Start of RECORDS SUPPLIED
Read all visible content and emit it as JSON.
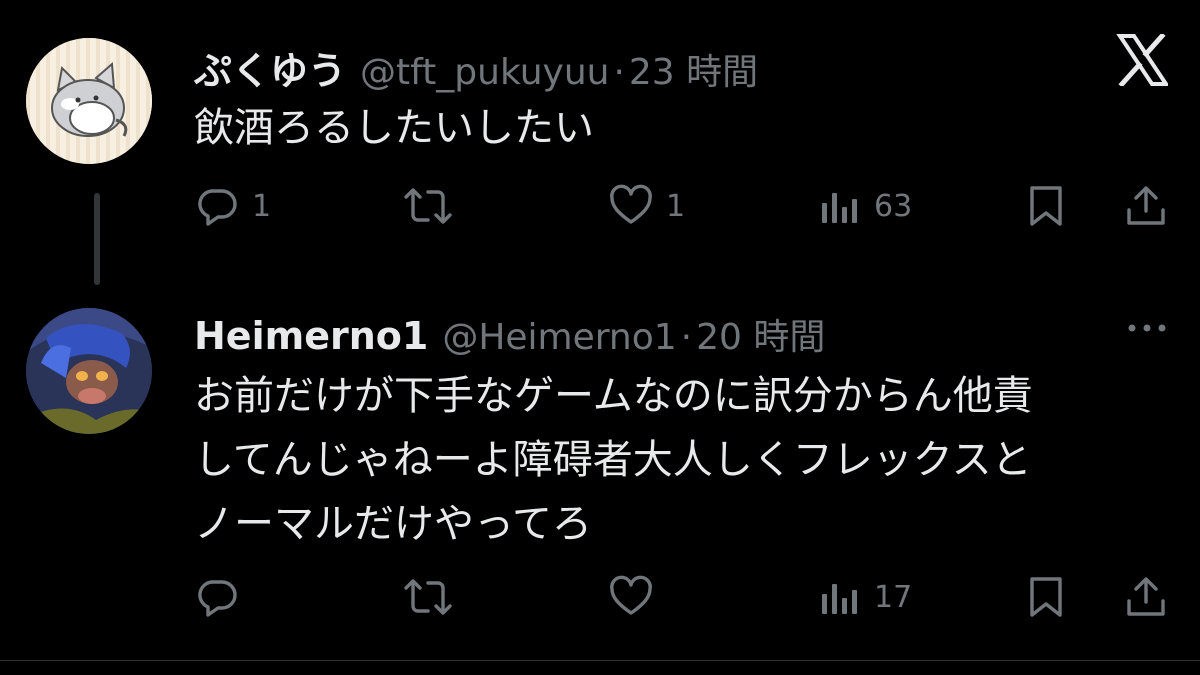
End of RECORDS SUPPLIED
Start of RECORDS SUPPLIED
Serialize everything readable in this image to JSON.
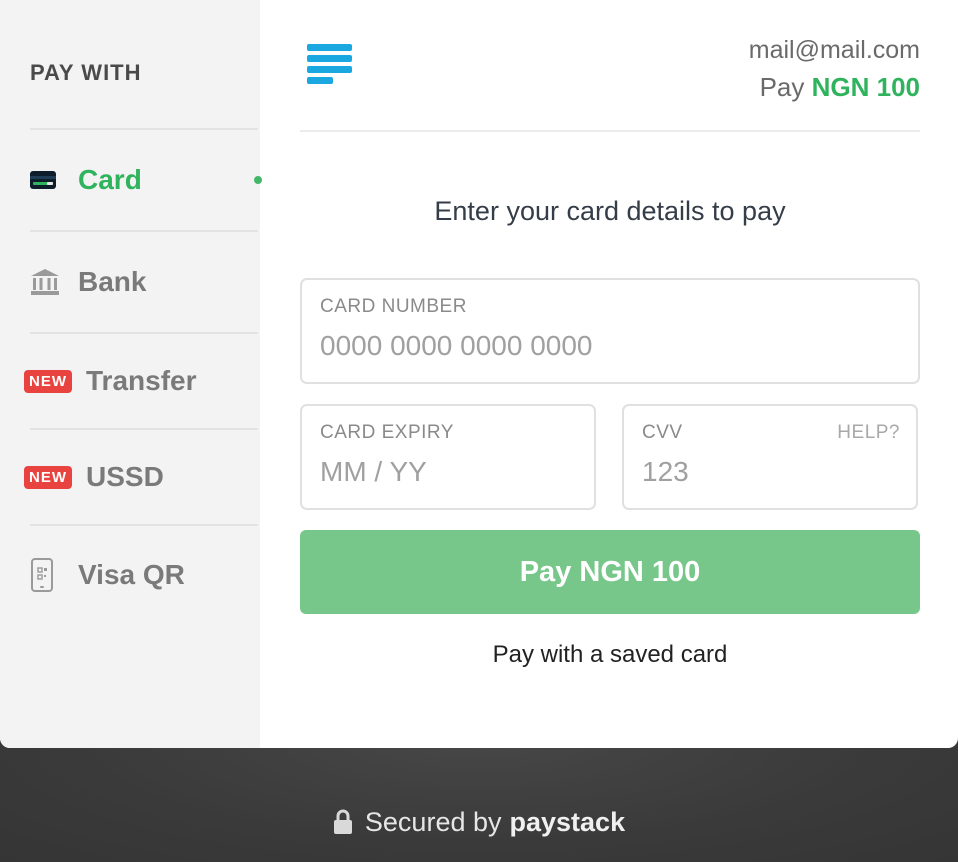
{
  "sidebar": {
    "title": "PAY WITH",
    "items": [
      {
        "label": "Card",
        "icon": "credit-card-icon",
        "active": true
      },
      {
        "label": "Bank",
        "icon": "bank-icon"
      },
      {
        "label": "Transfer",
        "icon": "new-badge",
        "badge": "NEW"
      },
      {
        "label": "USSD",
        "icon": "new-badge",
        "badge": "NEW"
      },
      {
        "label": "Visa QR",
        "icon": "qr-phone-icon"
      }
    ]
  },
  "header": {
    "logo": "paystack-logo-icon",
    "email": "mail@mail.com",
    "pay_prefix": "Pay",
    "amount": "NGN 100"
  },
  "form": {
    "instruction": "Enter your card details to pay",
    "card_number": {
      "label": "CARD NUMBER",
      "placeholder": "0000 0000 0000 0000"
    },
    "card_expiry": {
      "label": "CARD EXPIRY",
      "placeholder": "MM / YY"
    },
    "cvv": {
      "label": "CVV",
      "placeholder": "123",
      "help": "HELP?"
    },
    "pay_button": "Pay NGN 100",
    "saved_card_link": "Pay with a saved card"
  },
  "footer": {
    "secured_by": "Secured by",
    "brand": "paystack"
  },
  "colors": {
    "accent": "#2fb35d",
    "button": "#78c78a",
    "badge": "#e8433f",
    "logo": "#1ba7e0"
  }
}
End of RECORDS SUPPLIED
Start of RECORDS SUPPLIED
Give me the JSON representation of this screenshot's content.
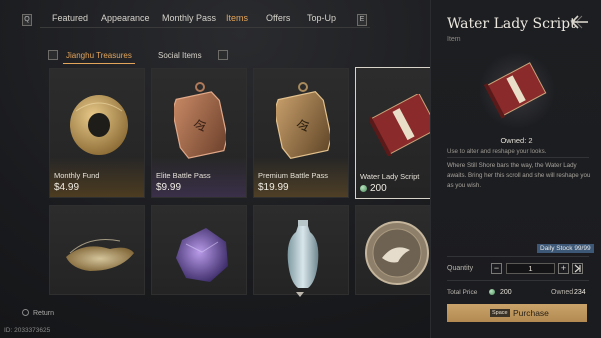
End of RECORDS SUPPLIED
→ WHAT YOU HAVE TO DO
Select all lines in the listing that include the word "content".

→ SOLUTION
Read all visible content and emit it as JSON.
Give me the JSON representation of this screenshot's content.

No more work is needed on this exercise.